“We know from these long-established University Lodges that students – whether undergraduates or postgraduates – enjoy Freemasonry to the full. Through the Universities Scheme, we hope that university members from all over the country will be able to gain the same inspiration, fulfilment and enjoyment.”
Sir David Wootton, Assistant Grand Master and President of the Universities Scheme
Tradition and continuity are just two of the values that characterise the relationship between Freemasonry and universities. It was more than 200 years ago that the first university Lodge – Apollo University Lodge – was founded at Oxford in 1818.
Isaac Newton University Lodge soon followed at Cambridge in 1861 and since then many thousands of young men have been introduced to Freemasonry through these two Lodges. UGLE’s Grand Secretary Dr David Staples also became a Freemason when he joined Apollo University Lodge in 1997.
It was these very foundations that led to the United Grand Lodge of England establishing the Universities Scheme in 2005 and introducing Freemasonry’s important values to a new generation.
There are now 87 Lodges and seven Chapters pursuing a similar, yet distinct, course across England and Wales, where towns and cities have universities.
All these Lodges welcome new members and those wishing to become Freemasons, who are undergraduates, postgraduates, senior members of the university and alumni, ranging in age from 18 upwards.
The scheme also has its own committee, which is presided over by the President Sir David Wootton, UGLE’s Assistant Grand Master, and Chairman James Hilditch, who meet regularly to ensure the scheme continues to have a critical role in enhancing the opportunities for students and others connected with universities to join and enjoy Freemasonry.
Student engagement is at the heart of the Universities Scheme and remains a core priority for scheme Lodges and its members. The scheme gives our members a great opportunity to make long-lasting friendships and increase their social interaction, especially if you are studying away from family and friends, as well as providing support and offering the right tools to build self-confidence and life skills that last far beyond their time at university.
Members also participate in Freshers’ Fairs at universities across the country, as well as working with student unions and university governing bodies.
During the course of its history, the Universities Scheme has continually helped to forge links between well-placed, enthusiastic Lodges and the many students and other young people who are seeking to become involved in Freemasonry, but who may not know where to begin. You will be involved in a young network and be able to interact with other like-minded students from all backgrounds and share experiences.

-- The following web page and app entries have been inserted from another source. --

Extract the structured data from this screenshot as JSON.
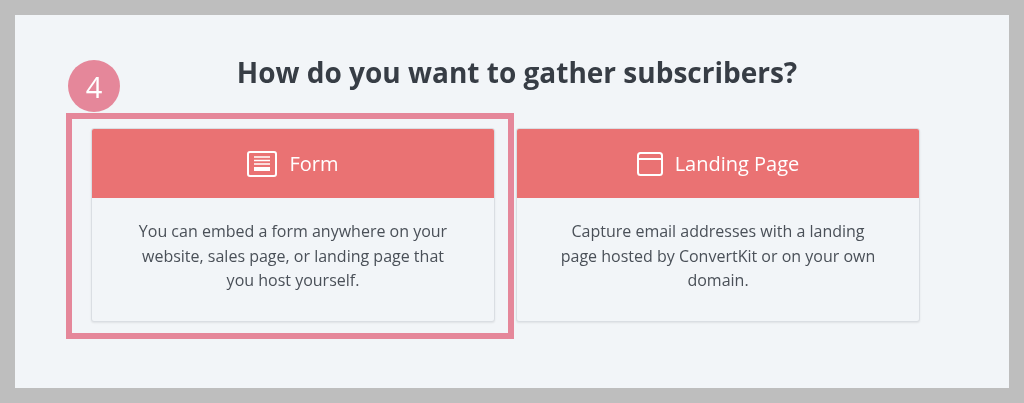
{
  "title": "How do you want to gather subscribers?",
  "options": [
    {
      "label": "Form",
      "kind": "form",
      "description": "You can embed a form anywhere on your website, sales page, or landing page that you host yourself.",
      "annotation": {
        "step": "4"
      }
    },
    {
      "label": "Landing Page",
      "kind": "landing_page",
      "description": "Capture email addresses with a landing page hosted by ConvertKit or on your own domain."
    }
  ]
}
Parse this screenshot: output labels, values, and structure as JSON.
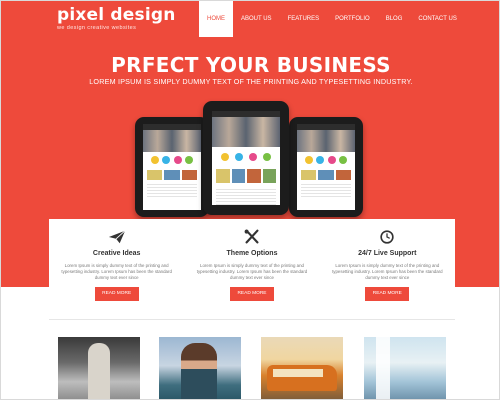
{
  "colors": {
    "accent": "#ee4a3b",
    "white": "#ffffff"
  },
  "logo": {
    "title": "pixel design",
    "tagline": "we design creative websites"
  },
  "nav": {
    "items": [
      {
        "label": "HOME",
        "active": true
      },
      {
        "label": "ABOUT US",
        "active": false
      },
      {
        "label": "FEATURES",
        "active": false
      },
      {
        "label": "PORTFOLIO",
        "active": false
      },
      {
        "label": "BLOG",
        "active": false
      },
      {
        "label": "CONTACT US",
        "active": false
      }
    ]
  },
  "hero": {
    "title": "PRFECT YOUR BUSINESS",
    "subtitle": "LOREM IPSUM IS SIMPLY DUMMY TEXT OF THE PRINTING AND TYPESETTING INDUSTRY."
  },
  "features": [
    {
      "icon": "paper-plane-icon",
      "title": "Creative Ideas",
      "text": "Lorem Ipsum is simply dummy text of the printing and typesetting industry. Lorem Ipsum has been the standard dummy text ever since",
      "button": "READ MORE"
    },
    {
      "icon": "tools-icon",
      "title": "Theme Options",
      "text": "Lorem Ipsum is simply dummy text of the printing and typesetting industry. Lorem Ipsum has been the standard dummy text ever since",
      "button": "READ MORE"
    },
    {
      "icon": "clock-icon",
      "title": "24/7 Live Support",
      "text": "Lorem Ipsum is simply dummy text of the printing and typesetting industry. Lorem Ipsum has been the standard dummy text ever since",
      "button": "READ MORE"
    }
  ],
  "gallery": [
    {
      "icon": "portrait-photo"
    },
    {
      "icon": "fashion-photo"
    },
    {
      "icon": "vintage-bus-photo"
    },
    {
      "icon": "beach-window-photo"
    }
  ]
}
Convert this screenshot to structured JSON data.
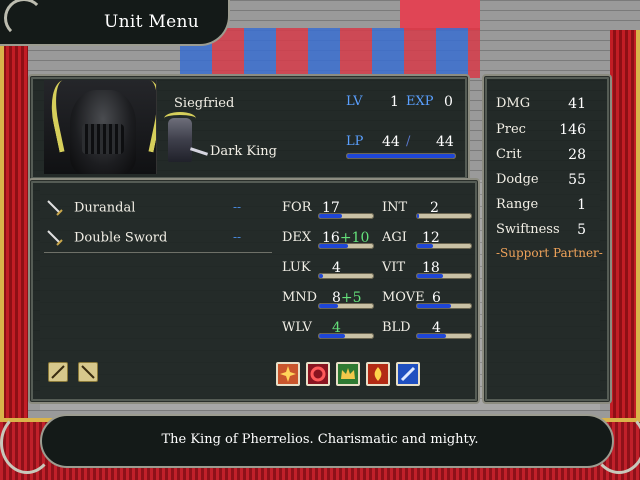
{
  "menu": {
    "title": "Unit Menu"
  },
  "unit": {
    "name": "Siegfried",
    "class": "Dark King",
    "level_label": "LV",
    "level": "1",
    "exp_label": "EXP",
    "exp": "0",
    "lp_label": "LP",
    "lp_current": "44",
    "lp_separator": "/",
    "lp_max": "44",
    "lp_fraction": 1.0
  },
  "weapons": [
    {
      "name": "Durandal",
      "uses": "--",
      "icon": "sword-icon"
    },
    {
      "name": "Double Sword",
      "uses": "--",
      "icon": "sword-icon"
    }
  ],
  "stats": [
    {
      "label": "FOR",
      "value": "17",
      "bonus": "",
      "fill": 0.45
    },
    {
      "label": "INT",
      "value": "2",
      "bonus": "",
      "fill": 0.08
    },
    {
      "label": "DEX",
      "value": "16",
      "bonus": "+10",
      "fill": 0.55
    },
    {
      "label": "AGI",
      "value": "12",
      "bonus": "",
      "fill": 0.32
    },
    {
      "label": "LUK",
      "value": "4",
      "bonus": "",
      "fill": 0.1
    },
    {
      "label": "VIT",
      "value": "18",
      "bonus": "",
      "fill": 0.5
    },
    {
      "label": "MND",
      "value": "8",
      "bonus": "+5",
      "fill": 0.38
    },
    {
      "label": "MOVE",
      "value": "6",
      "bonus": "",
      "fill": 0.65
    },
    {
      "label": "WLV",
      "value": "4",
      "bonus": "",
      "fill": 0.5
    },
    {
      "label": "BLD",
      "value": "4",
      "bonus": "",
      "fill": 0.55
    }
  ],
  "combat": [
    {
      "label": "DMG",
      "value": "41"
    },
    {
      "label": "Prec",
      "value": "146"
    },
    {
      "label": "Crit",
      "value": "28"
    },
    {
      "label": "Dodge",
      "value": "55"
    },
    {
      "label": "Range",
      "value": "1"
    },
    {
      "label": "Swiftness",
      "value": "5"
    }
  ],
  "support_label": "-Support Partner-",
  "items": [
    {
      "icon": "sword-item-icon"
    },
    {
      "icon": "spear-item-icon"
    }
  ],
  "skills": [
    {
      "icon": "starburst-skill-icon",
      "color": "#e35a2a"
    },
    {
      "icon": "ring-skill-icon",
      "color": "#c41c2c"
    },
    {
      "icon": "crown-skill-icon",
      "color": "#3f9a3a"
    },
    {
      "icon": "flame-skill-icon",
      "color": "#d33a1a"
    },
    {
      "icon": "slash-skill-icon",
      "color": "#2a63d8"
    }
  ],
  "description": "The King of Pherrelios. Charismatic and mighty.",
  "colors": {
    "accent_blue": "#5aa0ff",
    "bonus_green": "#64e07a",
    "support_orange": "#f0a35a",
    "bar_fill": "#1f46d6"
  }
}
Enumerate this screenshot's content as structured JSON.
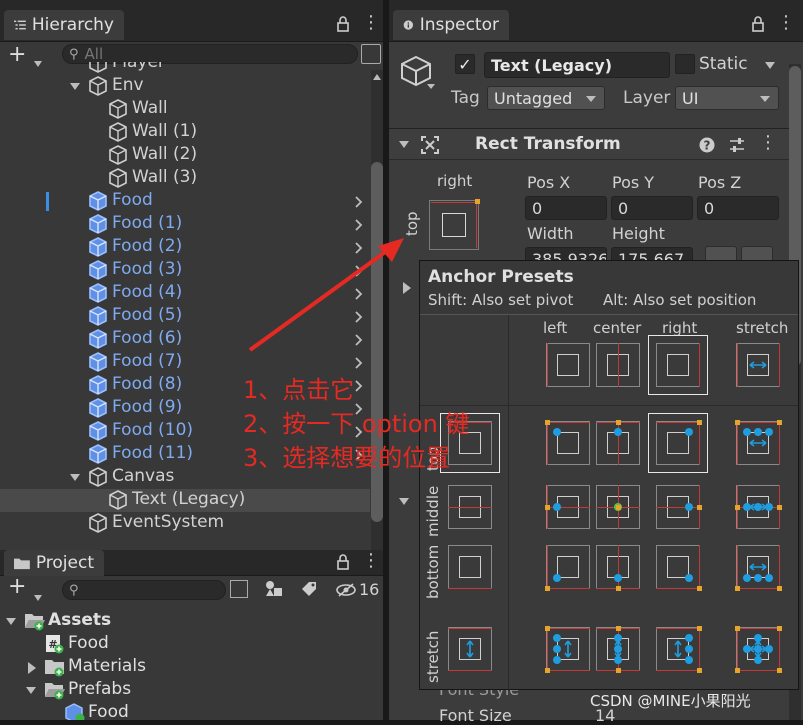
{
  "hierarchy": {
    "tab_label": "Hierarchy",
    "search_placeholder": "All",
    "rows": [
      {
        "label": "Player",
        "indent": 1,
        "blue": false,
        "expand": "none",
        "chev": false
      },
      {
        "label": "Env",
        "indent": 1,
        "blue": false,
        "expand": "open",
        "chev": false
      },
      {
        "label": "Wall",
        "indent": 2,
        "blue": false,
        "expand": "none",
        "chev": false
      },
      {
        "label": "Wall (1)",
        "indent": 2,
        "blue": false,
        "expand": "none",
        "chev": false
      },
      {
        "label": "Wall (2)",
        "indent": 2,
        "blue": false,
        "expand": "none",
        "chev": false
      },
      {
        "label": "Wall (3)",
        "indent": 2,
        "blue": false,
        "expand": "none",
        "chev": false
      },
      {
        "label": "Food",
        "indent": 1,
        "blue": true,
        "expand": "none",
        "chev": true
      },
      {
        "label": "Food (1)",
        "indent": 1,
        "blue": true,
        "expand": "none",
        "chev": true
      },
      {
        "label": "Food (2)",
        "indent": 1,
        "blue": true,
        "expand": "none",
        "chev": true
      },
      {
        "label": "Food (3)",
        "indent": 1,
        "blue": true,
        "expand": "none",
        "chev": true
      },
      {
        "label": "Food (4)",
        "indent": 1,
        "blue": true,
        "expand": "none",
        "chev": true
      },
      {
        "label": "Food (5)",
        "indent": 1,
        "blue": true,
        "expand": "none",
        "chev": true
      },
      {
        "label": "Food (6)",
        "indent": 1,
        "blue": true,
        "expand": "none",
        "chev": true
      },
      {
        "label": "Food (7)",
        "indent": 1,
        "blue": true,
        "expand": "none",
        "chev": true
      },
      {
        "label": "Food (8)",
        "indent": 1,
        "blue": true,
        "expand": "none",
        "chev": true
      },
      {
        "label": "Food (9)",
        "indent": 1,
        "blue": true,
        "expand": "none",
        "chev": true
      },
      {
        "label": "Food (10)",
        "indent": 1,
        "blue": true,
        "expand": "none",
        "chev": true
      },
      {
        "label": "Food (11)",
        "indent": 1,
        "blue": true,
        "expand": "none",
        "chev": true
      },
      {
        "label": "Canvas",
        "indent": 1,
        "blue": false,
        "expand": "open",
        "chev": false
      },
      {
        "label": "Text (Legacy)",
        "indent": 2,
        "blue": false,
        "expand": "none",
        "chev": false,
        "selected": true
      },
      {
        "label": "EventSystem",
        "indent": 1,
        "blue": false,
        "expand": "none",
        "chev": false
      }
    ]
  },
  "project": {
    "tab_label": "Project",
    "hidden_count": "16",
    "rows": [
      {
        "label": "Assets",
        "indent": 0,
        "type": "folder-open",
        "bold": true,
        "expand": "open"
      },
      {
        "label": "Food",
        "indent": 1,
        "type": "script",
        "bold": false,
        "expand": "none"
      },
      {
        "label": "Materials",
        "indent": 1,
        "type": "folder",
        "bold": false,
        "expand": "closed"
      },
      {
        "label": "Prefabs",
        "indent": 1,
        "type": "folder-open",
        "bold": false,
        "expand": "open"
      },
      {
        "label": "Food",
        "indent": 2,
        "type": "prefab",
        "bold": false,
        "expand": "none"
      }
    ]
  },
  "inspector": {
    "tab_label": "Inspector",
    "object_name": "Text (Legacy)",
    "static_label": "Static",
    "tag_label": "Tag",
    "tag_value": "Untagged",
    "layer_label": "Layer",
    "layer_value": "UI",
    "component_title": "Rect Transform",
    "anchor_h": "right",
    "anchor_v": "top",
    "pos_x_label": "Pos X",
    "pos_y_label": "Pos Y",
    "pos_z_label": "Pos Z",
    "pos_x": "0",
    "pos_y": "0",
    "pos_z": "0",
    "width_label": "Width",
    "height_label": "Height",
    "width_value": "385.9326",
    "height_value": "175.667",
    "font_style_label": "Font Style",
    "font_size_label": "Font Size",
    "font_size_value": "14"
  },
  "anchor_presets": {
    "title": "Anchor Presets",
    "hint_shift": "Shift: Also set pivot",
    "hint_alt": "Alt: Also set position",
    "columns": [
      "left",
      "center",
      "right",
      "stretch"
    ],
    "rows": [
      "top",
      "middle",
      "bottom",
      "stretch"
    ]
  },
  "annotations": {
    "step1": "1、点击它",
    "step2": "2、按一下 option 键",
    "step3": "3、选择想要的位置",
    "arrow_color": "#e42a22"
  },
  "watermark": "CSDN @MINE小果阳光",
  "colors": {
    "prefab_blue": "#7faaf0",
    "anchor_blue": "#1e9de0",
    "anchor_red": "#c23a3a",
    "anchor_orange": "#e5a52a"
  }
}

All under-25s also benefit from the decision by Grand Lodge to halve their fees in order to make Freemasonry accessible to as wide an audience as possible.
A biennial conference brings scheme members from across the world together to share best practice and to help develop and evolve the scheme.
The 2019 conference was hosted in Cheshire with a record attendance of 180 people with almost 80 Scheme Lodges represented. Members enjoyed a varied programme which featured workshops on how to best work with your university and how members can actively engage with their local communities and charities across the scheme.
The Universities Scheme Travelling Loving Cup – the DKW Cup – was also presented to the scheme by David Kenneth Williamson, Founder President of the Universities Scheme, on his retirement as President at the Scheme Conference in November 2015. The aim of the DKW Cup is to encourage inter-visiting between Universities Scheme Lodges and further its goals of fraternity and togetherness. The cup can be claimed by any visiting Scheme Lodge with four or more of its members present at a meeting of the Lodge currently holding the cup.
The first holders of the DKW Cup were Wyggeston Lodge No. 3448 in Leicester and its subsequent journey has seen it travel many thousands of miles across the country, with more than 20 Lodges taking ownership.
Stephen, Matt and Joel all started their journey in Freemasonry through the Universities Scheme – listen to their interviews and find out why they joined.
We have direct links with the Universities Scheme for the two women’s Grand Lodges – The Order of Women Freemasons and HFAF – Freemasonry for Women. Both organisations have been involved in a number of initiatives with UGLE over the years, including joining together at Freshers’ Fairs and also attended the most recent biennial Universities Scheme Conference in 2019.
Female Freemasons Rachel and Raj both started their journey in Freemasonry through the Women’s Universities Scheme – listen to their interviews and find out why they joined.